[DESCRIPTION OF THE TASK] Lines with the word "Total": copy all of them from the entries below.
*** RECORD EXCERPTS ***
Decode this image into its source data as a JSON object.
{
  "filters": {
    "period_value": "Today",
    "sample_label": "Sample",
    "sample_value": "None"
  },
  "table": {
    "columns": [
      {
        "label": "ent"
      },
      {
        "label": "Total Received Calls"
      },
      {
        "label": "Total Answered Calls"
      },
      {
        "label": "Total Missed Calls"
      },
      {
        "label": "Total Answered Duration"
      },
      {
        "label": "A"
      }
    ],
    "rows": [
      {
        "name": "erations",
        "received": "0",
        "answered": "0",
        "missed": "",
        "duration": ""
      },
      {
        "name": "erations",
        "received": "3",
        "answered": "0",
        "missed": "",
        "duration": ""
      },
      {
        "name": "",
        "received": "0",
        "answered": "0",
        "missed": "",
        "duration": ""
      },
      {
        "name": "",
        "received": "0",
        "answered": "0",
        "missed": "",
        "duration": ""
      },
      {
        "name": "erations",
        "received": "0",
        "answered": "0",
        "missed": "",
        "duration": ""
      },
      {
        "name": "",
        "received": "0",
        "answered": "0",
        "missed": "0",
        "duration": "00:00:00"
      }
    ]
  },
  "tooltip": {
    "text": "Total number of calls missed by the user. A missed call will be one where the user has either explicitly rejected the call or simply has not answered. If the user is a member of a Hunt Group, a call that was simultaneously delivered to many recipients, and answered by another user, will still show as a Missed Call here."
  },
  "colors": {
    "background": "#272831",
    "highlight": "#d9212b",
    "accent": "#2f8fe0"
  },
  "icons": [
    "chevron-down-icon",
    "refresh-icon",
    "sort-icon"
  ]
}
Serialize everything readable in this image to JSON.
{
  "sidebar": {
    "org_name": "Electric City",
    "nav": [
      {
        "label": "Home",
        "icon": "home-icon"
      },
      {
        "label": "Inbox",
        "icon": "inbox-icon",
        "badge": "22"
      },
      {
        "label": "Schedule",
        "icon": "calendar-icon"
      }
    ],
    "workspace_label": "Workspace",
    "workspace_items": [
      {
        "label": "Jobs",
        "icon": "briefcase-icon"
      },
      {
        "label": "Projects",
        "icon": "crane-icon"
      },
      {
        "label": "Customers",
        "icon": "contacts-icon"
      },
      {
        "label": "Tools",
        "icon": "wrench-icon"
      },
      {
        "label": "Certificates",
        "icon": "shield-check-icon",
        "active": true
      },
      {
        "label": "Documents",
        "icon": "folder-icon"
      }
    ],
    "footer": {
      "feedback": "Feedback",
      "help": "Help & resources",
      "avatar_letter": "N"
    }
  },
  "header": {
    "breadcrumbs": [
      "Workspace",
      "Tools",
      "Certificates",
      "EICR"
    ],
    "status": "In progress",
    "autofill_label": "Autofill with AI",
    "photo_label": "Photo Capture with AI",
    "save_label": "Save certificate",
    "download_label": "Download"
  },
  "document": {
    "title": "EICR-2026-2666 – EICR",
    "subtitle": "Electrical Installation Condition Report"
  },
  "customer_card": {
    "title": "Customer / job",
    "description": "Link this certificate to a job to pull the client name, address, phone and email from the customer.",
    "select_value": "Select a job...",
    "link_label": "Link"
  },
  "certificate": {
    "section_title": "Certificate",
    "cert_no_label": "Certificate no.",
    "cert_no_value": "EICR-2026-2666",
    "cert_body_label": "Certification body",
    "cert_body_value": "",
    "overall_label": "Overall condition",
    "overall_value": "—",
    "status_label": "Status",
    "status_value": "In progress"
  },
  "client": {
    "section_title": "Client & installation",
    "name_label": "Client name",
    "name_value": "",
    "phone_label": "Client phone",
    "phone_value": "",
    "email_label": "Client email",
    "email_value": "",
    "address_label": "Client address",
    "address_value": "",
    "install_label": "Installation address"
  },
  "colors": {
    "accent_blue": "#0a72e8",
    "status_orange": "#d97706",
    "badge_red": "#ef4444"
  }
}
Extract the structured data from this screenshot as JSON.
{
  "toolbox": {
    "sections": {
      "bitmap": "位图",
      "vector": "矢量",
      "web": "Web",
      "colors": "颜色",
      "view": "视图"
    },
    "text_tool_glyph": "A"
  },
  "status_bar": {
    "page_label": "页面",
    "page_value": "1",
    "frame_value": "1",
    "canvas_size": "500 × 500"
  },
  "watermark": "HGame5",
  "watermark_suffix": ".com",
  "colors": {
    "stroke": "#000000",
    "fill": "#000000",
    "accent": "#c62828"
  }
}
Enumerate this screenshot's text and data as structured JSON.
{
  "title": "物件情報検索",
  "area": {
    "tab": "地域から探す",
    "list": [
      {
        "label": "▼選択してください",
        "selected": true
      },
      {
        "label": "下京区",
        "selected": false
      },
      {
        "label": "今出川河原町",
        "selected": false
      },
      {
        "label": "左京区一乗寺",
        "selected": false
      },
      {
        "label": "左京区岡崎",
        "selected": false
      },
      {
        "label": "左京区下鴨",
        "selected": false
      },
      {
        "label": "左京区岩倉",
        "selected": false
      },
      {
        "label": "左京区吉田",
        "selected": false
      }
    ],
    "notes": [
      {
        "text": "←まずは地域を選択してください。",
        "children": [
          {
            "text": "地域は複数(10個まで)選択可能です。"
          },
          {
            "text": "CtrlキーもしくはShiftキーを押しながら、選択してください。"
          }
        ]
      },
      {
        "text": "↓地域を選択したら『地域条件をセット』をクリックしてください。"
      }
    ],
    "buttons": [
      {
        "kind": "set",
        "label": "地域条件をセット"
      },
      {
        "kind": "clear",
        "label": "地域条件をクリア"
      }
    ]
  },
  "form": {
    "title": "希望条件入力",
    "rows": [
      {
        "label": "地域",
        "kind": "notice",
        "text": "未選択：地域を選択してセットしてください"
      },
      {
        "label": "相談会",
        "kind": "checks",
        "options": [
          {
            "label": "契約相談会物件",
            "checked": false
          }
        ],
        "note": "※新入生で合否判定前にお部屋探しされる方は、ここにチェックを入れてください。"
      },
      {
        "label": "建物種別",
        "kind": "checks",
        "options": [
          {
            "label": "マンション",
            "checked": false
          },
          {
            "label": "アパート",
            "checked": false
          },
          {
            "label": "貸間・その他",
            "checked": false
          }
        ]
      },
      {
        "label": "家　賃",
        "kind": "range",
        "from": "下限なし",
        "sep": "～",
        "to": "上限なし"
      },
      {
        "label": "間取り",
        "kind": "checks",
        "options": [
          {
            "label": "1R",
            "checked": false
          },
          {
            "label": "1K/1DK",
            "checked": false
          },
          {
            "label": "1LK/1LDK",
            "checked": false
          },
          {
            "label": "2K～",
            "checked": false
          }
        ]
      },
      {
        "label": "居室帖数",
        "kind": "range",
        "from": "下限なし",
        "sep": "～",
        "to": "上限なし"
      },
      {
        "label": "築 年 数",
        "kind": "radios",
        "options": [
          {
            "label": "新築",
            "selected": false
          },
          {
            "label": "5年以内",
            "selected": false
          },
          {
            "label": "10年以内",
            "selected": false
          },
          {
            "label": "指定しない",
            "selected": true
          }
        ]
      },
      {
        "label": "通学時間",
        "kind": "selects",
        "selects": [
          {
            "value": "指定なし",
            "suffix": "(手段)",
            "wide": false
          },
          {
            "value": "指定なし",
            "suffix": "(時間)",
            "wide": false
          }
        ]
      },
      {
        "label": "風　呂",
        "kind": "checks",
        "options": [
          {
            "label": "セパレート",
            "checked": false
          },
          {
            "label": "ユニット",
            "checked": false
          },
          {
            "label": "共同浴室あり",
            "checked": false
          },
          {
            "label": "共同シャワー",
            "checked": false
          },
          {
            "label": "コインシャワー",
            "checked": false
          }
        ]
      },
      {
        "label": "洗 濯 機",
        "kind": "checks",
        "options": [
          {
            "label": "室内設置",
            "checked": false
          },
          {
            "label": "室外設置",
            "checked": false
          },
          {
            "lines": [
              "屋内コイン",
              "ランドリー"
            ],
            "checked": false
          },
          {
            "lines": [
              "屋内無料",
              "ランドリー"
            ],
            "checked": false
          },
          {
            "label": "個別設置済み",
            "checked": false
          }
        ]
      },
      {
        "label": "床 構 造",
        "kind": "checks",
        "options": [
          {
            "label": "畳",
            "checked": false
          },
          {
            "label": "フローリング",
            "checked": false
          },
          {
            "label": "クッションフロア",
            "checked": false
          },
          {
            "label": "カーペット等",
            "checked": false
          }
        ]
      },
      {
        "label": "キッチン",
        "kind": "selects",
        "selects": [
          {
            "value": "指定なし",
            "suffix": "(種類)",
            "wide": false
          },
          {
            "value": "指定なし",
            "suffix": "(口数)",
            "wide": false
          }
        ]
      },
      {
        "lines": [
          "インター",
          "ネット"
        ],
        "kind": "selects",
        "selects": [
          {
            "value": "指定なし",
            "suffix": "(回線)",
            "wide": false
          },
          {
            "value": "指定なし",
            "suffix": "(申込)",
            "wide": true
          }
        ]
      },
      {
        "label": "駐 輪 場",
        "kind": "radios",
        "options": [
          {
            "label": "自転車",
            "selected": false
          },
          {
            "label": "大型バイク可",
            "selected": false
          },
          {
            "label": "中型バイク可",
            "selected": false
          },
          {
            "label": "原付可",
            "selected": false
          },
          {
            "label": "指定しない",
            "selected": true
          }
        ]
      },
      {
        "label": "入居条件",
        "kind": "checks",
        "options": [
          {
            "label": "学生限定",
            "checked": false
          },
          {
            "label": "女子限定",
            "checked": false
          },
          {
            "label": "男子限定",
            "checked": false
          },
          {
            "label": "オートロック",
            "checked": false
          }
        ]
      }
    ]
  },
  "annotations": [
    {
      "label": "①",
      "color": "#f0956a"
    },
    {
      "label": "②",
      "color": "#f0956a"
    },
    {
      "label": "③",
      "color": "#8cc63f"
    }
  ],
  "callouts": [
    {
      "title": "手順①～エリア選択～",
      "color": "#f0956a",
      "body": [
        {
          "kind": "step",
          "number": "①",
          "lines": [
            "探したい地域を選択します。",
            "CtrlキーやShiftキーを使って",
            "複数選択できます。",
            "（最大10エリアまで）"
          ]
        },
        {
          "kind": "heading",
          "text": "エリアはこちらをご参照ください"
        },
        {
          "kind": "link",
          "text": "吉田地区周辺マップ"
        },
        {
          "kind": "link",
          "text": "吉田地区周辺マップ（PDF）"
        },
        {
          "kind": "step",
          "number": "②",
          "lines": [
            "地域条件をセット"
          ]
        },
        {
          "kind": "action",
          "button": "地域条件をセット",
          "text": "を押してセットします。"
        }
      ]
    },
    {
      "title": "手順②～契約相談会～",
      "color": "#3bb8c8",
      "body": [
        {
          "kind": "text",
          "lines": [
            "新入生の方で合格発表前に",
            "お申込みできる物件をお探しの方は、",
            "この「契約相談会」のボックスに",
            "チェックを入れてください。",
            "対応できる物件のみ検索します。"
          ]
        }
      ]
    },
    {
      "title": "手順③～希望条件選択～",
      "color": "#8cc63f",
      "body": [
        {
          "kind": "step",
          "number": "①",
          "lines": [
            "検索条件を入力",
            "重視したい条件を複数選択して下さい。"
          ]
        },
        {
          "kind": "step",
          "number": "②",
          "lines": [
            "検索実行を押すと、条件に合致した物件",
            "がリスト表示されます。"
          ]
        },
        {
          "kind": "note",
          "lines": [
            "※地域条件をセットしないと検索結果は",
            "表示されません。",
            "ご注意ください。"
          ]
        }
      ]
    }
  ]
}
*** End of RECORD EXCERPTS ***
[ANSWER SECTION]
        "label": "Total Received Calls"
        "label": "Total Answered Calls"
        "label": "Total Missed Calls"
        "label": "Total Answered Duration"
    "text": "Total number of calls missed by the user. A missed call will be one where the user has either explicitly rejected the call or simply has not answered. If the user is a member of a Hunt Group, a call that was simultaneously delivered to many recipients, and answered by another user, will still show as a Missed Call here."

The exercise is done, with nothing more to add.